Segment Start: RECORDS SUPPLIED
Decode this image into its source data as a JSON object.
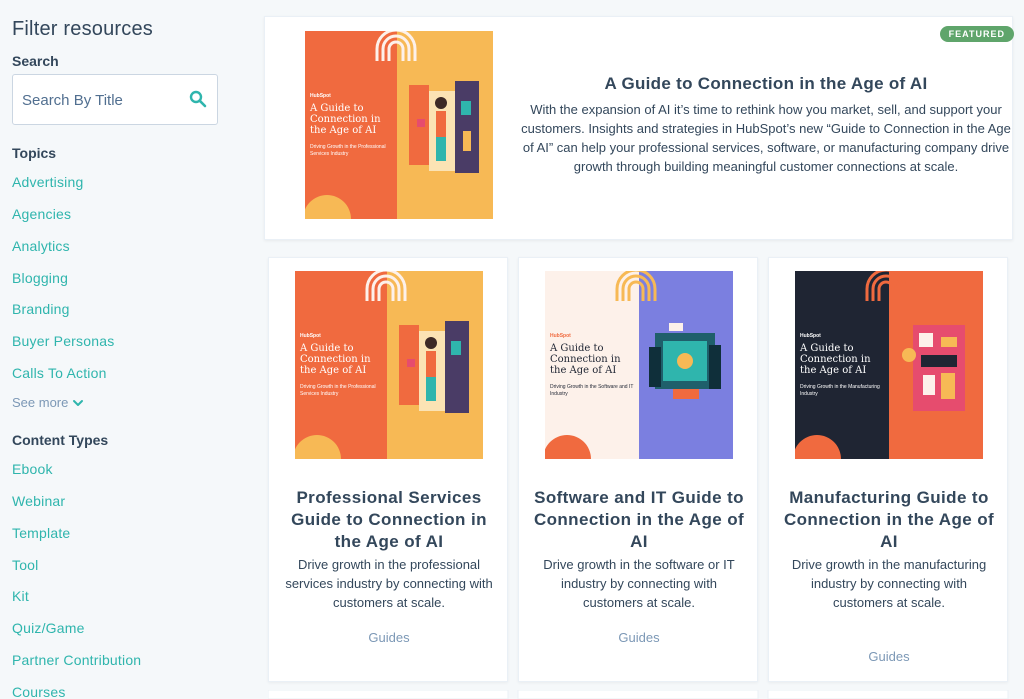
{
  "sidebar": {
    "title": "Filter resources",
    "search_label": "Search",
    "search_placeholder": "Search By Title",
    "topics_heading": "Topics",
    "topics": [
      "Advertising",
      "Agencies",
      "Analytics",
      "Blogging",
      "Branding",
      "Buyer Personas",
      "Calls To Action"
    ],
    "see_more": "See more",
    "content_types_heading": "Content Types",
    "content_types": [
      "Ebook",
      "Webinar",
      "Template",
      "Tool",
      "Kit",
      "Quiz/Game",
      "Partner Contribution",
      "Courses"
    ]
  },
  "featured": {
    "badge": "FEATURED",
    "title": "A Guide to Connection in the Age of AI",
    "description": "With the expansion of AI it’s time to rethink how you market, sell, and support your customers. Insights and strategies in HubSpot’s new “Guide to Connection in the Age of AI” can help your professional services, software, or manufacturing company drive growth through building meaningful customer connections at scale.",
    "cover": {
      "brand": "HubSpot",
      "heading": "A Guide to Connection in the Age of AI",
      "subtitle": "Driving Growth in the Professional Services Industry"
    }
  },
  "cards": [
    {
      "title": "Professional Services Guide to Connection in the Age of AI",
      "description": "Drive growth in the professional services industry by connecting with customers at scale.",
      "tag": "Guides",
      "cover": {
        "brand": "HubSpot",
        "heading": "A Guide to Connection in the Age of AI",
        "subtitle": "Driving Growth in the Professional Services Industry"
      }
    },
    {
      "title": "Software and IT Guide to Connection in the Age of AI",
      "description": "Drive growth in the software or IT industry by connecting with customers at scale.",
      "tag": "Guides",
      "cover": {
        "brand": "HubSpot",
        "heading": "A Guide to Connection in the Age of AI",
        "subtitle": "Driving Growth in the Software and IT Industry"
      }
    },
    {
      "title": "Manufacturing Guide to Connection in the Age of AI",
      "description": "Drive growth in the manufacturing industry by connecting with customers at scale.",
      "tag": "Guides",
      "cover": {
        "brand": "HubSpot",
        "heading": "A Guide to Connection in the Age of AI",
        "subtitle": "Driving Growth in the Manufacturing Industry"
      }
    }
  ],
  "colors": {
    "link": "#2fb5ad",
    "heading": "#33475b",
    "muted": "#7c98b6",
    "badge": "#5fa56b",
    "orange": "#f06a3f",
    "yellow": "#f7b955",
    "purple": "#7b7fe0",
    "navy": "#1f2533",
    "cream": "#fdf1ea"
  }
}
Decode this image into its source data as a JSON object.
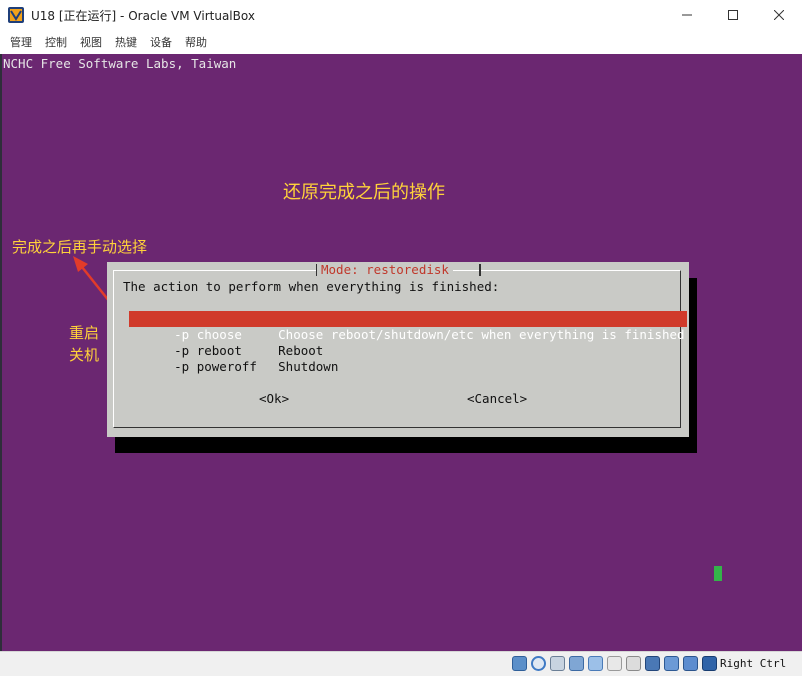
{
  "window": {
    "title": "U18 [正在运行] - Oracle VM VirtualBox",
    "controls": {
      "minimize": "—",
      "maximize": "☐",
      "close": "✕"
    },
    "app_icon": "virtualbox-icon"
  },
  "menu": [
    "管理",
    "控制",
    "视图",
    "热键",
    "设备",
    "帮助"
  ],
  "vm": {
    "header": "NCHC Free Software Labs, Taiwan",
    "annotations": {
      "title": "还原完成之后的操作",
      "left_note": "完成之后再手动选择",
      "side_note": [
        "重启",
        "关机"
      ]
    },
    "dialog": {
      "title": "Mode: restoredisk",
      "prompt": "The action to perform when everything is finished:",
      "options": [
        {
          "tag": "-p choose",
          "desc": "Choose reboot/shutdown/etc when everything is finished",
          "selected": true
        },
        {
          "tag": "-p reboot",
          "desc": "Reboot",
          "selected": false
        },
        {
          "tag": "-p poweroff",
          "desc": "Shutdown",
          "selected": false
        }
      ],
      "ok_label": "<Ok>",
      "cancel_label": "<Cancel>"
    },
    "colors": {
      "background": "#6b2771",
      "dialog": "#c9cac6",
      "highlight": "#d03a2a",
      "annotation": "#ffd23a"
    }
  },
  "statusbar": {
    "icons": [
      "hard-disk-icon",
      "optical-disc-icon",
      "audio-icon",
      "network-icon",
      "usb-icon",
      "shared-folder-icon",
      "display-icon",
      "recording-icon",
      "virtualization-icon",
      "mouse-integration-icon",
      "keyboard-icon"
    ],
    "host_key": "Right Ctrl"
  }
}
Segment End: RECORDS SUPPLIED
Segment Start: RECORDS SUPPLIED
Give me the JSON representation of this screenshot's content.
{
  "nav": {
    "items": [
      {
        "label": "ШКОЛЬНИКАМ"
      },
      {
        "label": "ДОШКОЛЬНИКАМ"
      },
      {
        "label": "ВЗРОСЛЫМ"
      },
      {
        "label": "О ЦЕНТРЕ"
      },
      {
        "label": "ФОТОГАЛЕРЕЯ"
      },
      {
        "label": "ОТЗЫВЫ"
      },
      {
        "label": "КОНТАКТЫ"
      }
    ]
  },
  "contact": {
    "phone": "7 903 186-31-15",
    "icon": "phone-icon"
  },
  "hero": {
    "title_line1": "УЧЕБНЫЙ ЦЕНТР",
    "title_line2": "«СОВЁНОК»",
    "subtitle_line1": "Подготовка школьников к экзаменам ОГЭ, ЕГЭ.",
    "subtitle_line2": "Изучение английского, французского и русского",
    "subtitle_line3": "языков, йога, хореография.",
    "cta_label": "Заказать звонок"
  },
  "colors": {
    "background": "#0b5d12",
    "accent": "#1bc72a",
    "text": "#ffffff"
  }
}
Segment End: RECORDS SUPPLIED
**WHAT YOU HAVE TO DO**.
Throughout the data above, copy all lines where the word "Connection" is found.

**OUTPUT**.
    "title": "A Guide to Connection in the Age of AI",
    "description": "With the expansion of AI it’s time to rethink how you market, sell, and support your customers. Insights and strategies in HubSpot’s new “Guide to Connection in the Age of AI” can help your professional services, software, or manufacturing company drive growth through building meaningful customer connections at scale.",
      "heading": "A Guide to Connection in the Age of AI",
      "title": "Professional Services Guide to Connection in the Age of AI",
        "heading": "A Guide to Connection in the Age of AI",
      "title": "Software and IT Guide to Connection in the Age of AI",
        "heading": "A Guide to Connection in the Age of AI",
      "title": "Manufacturing Guide to Connection in the Age of AI",
        "heading": "A Guide to Connection in the Age of AI",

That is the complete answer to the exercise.